For me, no, the effect is negligible – or at least indistinguishable from the multifarious effects from foods, general well-being, time of year, etc., etc.
Then again, we’re not talking huge amounts of alcohol. A cocktail (yes, okay, it’s true, one and a half on a weekend), or a glass or two of wine with dinner – rarely both with the same meal. And if it is both, or more, then it’s most likely a nice meal out where the carb count is going to be off anyway and so who the heck knows or cares what’s going to happen overnight. Oh, and I often bolus a little for the cocktail if it contains a carb ingredient, such as simple syrup, Campari or Cynar.
It bugs me how so much of the guidance about alcohol and diabetes assumes you’re going on a big drunkfest. You know, like alert your drinking companions that you have diabetes and that the signs of extreme blotto-ness are similar to the signs of a hypo.
In fairness, moderate drinking as a diabetic is fine and probably almost unnoticeable, and heavy drinking is of course fine if you have learned how your body works. But with so many Type 1’s diagnosed as children and young adults, the binge drinking in college is probably the #1 worry of parents and endo’s and therefore much (too much?) information is written about it.
What really needs to be written about moderate drinking. How to carb count and not much else…

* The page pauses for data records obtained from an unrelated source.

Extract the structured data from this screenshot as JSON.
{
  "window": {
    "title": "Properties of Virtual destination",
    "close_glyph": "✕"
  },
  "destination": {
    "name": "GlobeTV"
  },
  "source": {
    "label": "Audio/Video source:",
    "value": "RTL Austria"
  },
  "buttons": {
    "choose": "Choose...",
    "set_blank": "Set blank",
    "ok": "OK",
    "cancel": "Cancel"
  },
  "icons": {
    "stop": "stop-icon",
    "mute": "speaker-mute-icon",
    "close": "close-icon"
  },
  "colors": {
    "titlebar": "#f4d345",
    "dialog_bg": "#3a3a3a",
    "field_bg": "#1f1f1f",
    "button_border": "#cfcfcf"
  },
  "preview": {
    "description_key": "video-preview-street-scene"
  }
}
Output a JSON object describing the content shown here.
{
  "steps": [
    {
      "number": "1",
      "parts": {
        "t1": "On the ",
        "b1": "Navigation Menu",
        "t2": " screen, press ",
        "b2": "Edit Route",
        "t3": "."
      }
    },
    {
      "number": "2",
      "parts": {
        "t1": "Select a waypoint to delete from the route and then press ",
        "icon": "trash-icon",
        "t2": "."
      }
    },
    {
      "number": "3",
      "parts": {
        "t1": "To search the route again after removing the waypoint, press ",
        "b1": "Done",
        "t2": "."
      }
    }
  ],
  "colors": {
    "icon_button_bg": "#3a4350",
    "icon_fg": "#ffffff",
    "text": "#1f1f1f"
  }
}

As for my son, he will have to demonstrate his ability to manage himself, before he graduates to college. So I will worry less.
I find I need more carbs per unit of insulin in the morning after a couple of glasses of wine with dinner the night before. And I am considering a slightly lower temporary basal overnight, too, since a bedtime snack doesn’t seem to make much difference.
For what it’s worth, this is usually enough to trigger alcohol suppression of liver glucose release for me. Once I get to 2 cocktails or 2 glasses of wine (my max usually), the effect is very pronounced. I think it’s maybe more about how much your liver is usually active—I suspect mine is very much so, given how noticeable it is whenever something (prolonged lows, alcohol, exercise) depletes glycogen.